*** Opening of EXERCISE INPUT ***
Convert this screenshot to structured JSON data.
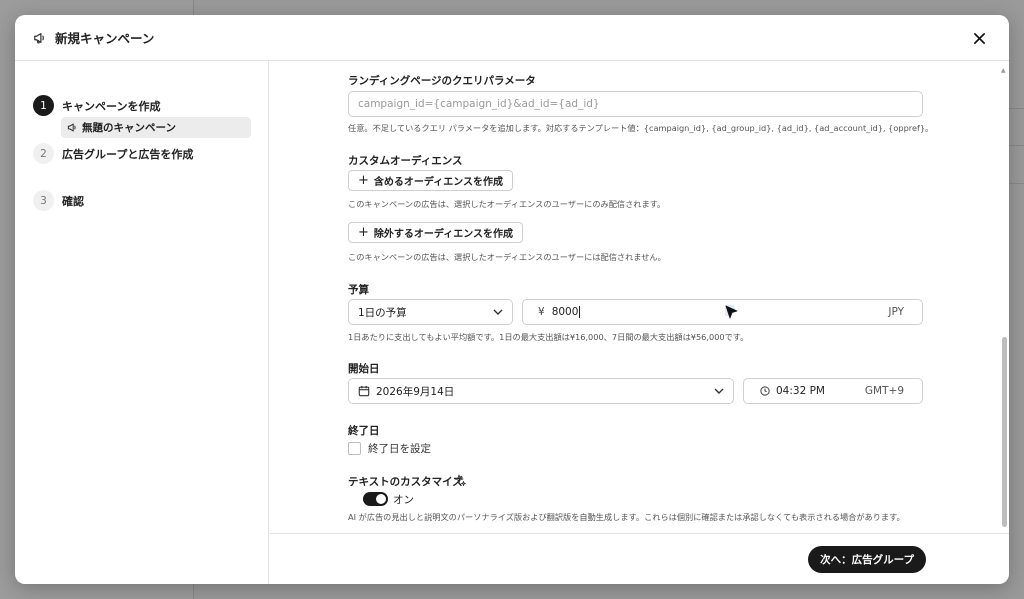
{
  "modal": {
    "title": "新規キャンペーン"
  },
  "steps": [
    {
      "num": "1",
      "label": "キャンペーンを作成",
      "active": true
    },
    {
      "num": "2",
      "label": "広告グループと広告を作成",
      "active": false
    },
    {
      "num": "3",
      "label": "確認",
      "active": false
    }
  ],
  "substep": {
    "label": "無題のキャンペーン"
  },
  "query_params": {
    "label": "ランディングページのクエリパラメータ",
    "placeholder": "campaign_id={campaign_id}&ad_id={ad_id}",
    "help": "任意。不足しているクエリ パラメータを追加します。対応するテンプレート値：{campaign_id}, {ad_group_id}, {ad_id}, {ad_account_id}, {oppref}。"
  },
  "custom_audience": {
    "label": "カスタムオーディエンス",
    "include_button": "含めるオーディエンスを作成",
    "include_help": "このキャンペーンの広告は、選択したオーディエンスのユーザーにのみ配信されます。",
    "exclude_button": "除外するオーディエンスを作成",
    "exclude_help": "このキャンペーンの広告は、選択したオーディエンスのユーザーには配信されません。"
  },
  "budget": {
    "label": "予算",
    "type_value": "1日の予算",
    "currency_symbol": "¥",
    "amount": "8000",
    "currency": "JPY",
    "help": "1日あたりに支出してもよい平均額です。1日の最大支出額は¥16,000、7日間の最大支出額は¥56,000です。"
  },
  "start_date": {
    "label": "開始日",
    "date": "2026年9月14日",
    "time": "04:32 PM",
    "timezone": "GMT+9"
  },
  "end_date": {
    "label": "終了日",
    "checkbox_label": "終了日を設定"
  },
  "text_customize": {
    "label": "テキストのカスタマイズ",
    "toggle_label": "オン",
    "help": "AI が広告の見出しと説明文のパーソナライズ版および翻訳版を自動生成します。これらは個別に確認または承認しなくても表示される場合があります。"
  },
  "footer": {
    "next_button": "次へ：広告グループ"
  },
  "icons": {
    "header": "megaphone-icon",
    "close": "close-icon",
    "calendar": "calendar-icon",
    "clock": "clock-icon",
    "sparkle": "sparkle-icon"
  }
}
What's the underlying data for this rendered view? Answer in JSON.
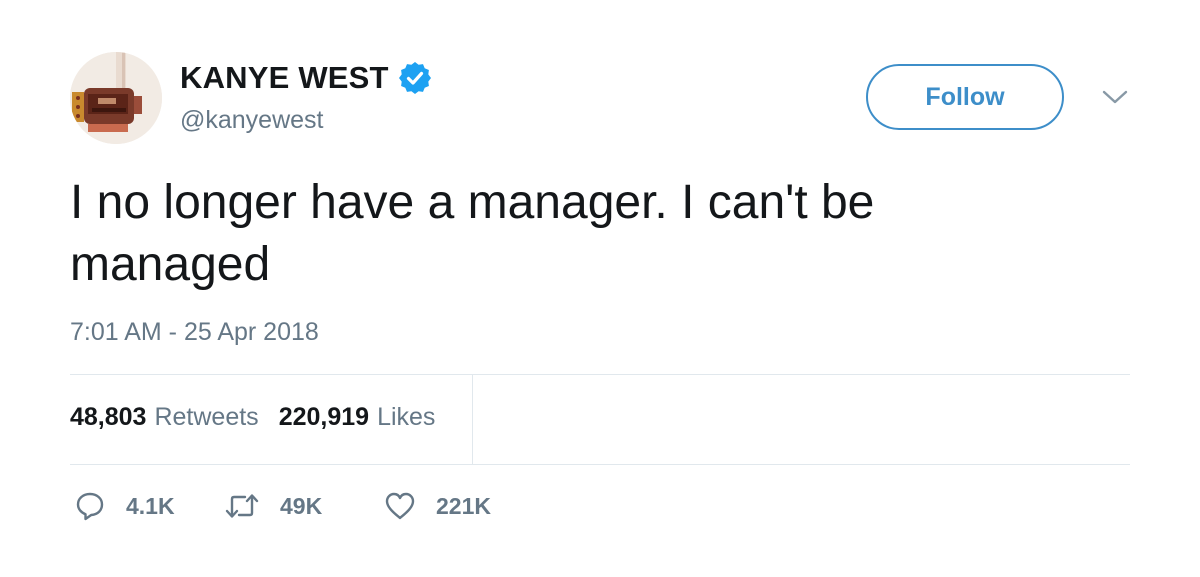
{
  "author": {
    "display_name": "KANYE WEST",
    "handle": "@kanyewest",
    "verified": true,
    "avatar_icon": "avatar-image"
  },
  "follow_button": {
    "label": "Follow"
  },
  "menu": {
    "icon": "chevron-down-icon"
  },
  "tweet": {
    "text": "I no longer have a manager. I can't be managed",
    "timestamp": "7:01 AM - 25 Apr 2018"
  },
  "stats": {
    "retweets_count": "48,803",
    "retweets_label": "Retweets",
    "likes_count": "220,919",
    "likes_label": "Likes"
  },
  "actions": {
    "reply_count": "4.1K",
    "retweet_count": "49K",
    "like_count": "221K",
    "reply_icon": "reply-icon",
    "retweet_icon": "retweet-icon",
    "like_icon": "heart-icon"
  },
  "colors": {
    "verified_badge": "#1da1f2",
    "follow_accent": "#3d8ec9",
    "secondary_text": "#657786",
    "primary_text": "#14171a",
    "divider": "#e1e8ed"
  }
}
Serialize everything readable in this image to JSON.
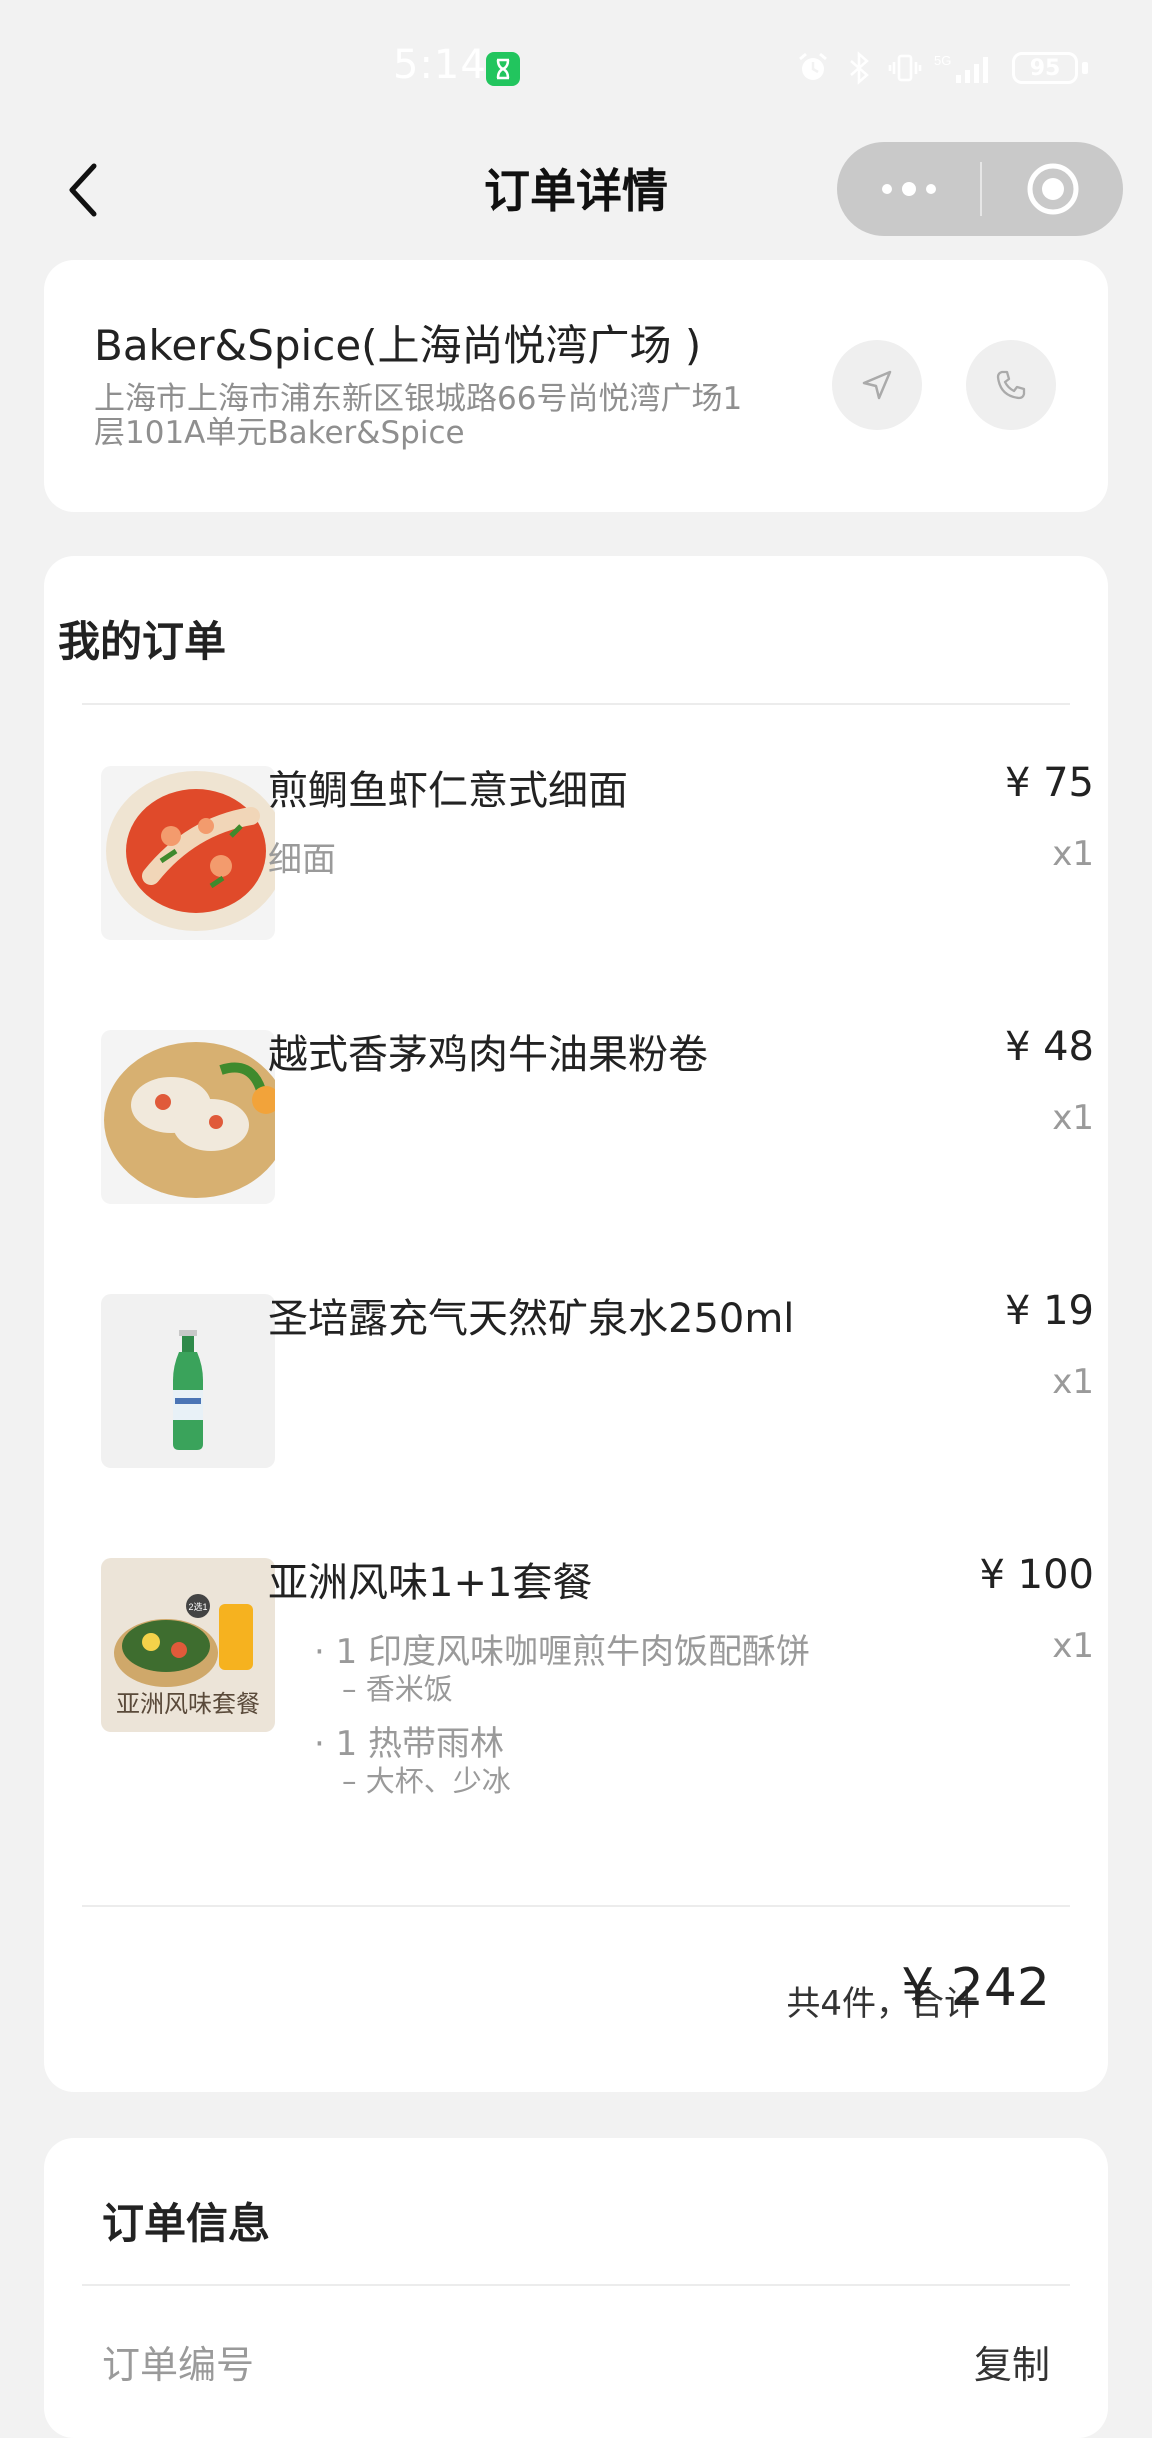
{
  "status_bar": {
    "time": "5:14",
    "battery": "95",
    "network": "5G"
  },
  "nav": {
    "title": "订单详情",
    "back_icon": "chevron-left-icon",
    "more_icon": "more-dots-icon",
    "target_icon": "target-icon"
  },
  "store": {
    "name": "Baker&Spice(上海尚悦湾广场 )",
    "address_line1": "上海市上海市浦东新区银城路66号尚悦湾广场1",
    "address_line2": "层101A单元Baker&Spice",
    "navigate_icon": "navigate-arrow-icon",
    "call_icon": "phone-icon"
  },
  "order": {
    "title": "我的订单",
    "items": [
      {
        "name": "煎鲷鱼虾仁意式细面",
        "option": "细面",
        "price": "¥ 75",
        "qty": "x1"
      },
      {
        "name": "越式香茅鸡肉牛油果粉卷",
        "price": "¥ 48",
        "qty": "x1"
      },
      {
        "name": "圣培露充气天然矿泉水250ml",
        "price": "¥ 19",
        "qty": "x1"
      },
      {
        "name": "亚洲风味1+1套餐",
        "price": "¥ 100",
        "qty": "x1",
        "image_text": "亚洲风味套餐",
        "badge": "2选1",
        "components": [
          {
            "line": "· 1 印度风味咖喱煎牛肉饭配酥饼",
            "option": "– 香米饭"
          },
          {
            "line": "· 1 热带雨林",
            "option": "– 大杯、少冰"
          }
        ]
      }
    ],
    "total_label": "共4件，合计",
    "total_value": "¥ 242"
  },
  "order_info": {
    "title": "订单信息",
    "order_no_label": "订单编号",
    "copy_label": "复制"
  },
  "colors": {
    "background": "#f2f2f2",
    "card": "#ffffff",
    "muted_text": "#9a9a9a",
    "capsule": "#c9c9c9"
  }
}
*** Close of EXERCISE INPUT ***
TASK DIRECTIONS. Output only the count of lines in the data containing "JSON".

RESULT OF THIS EXERCISE. 3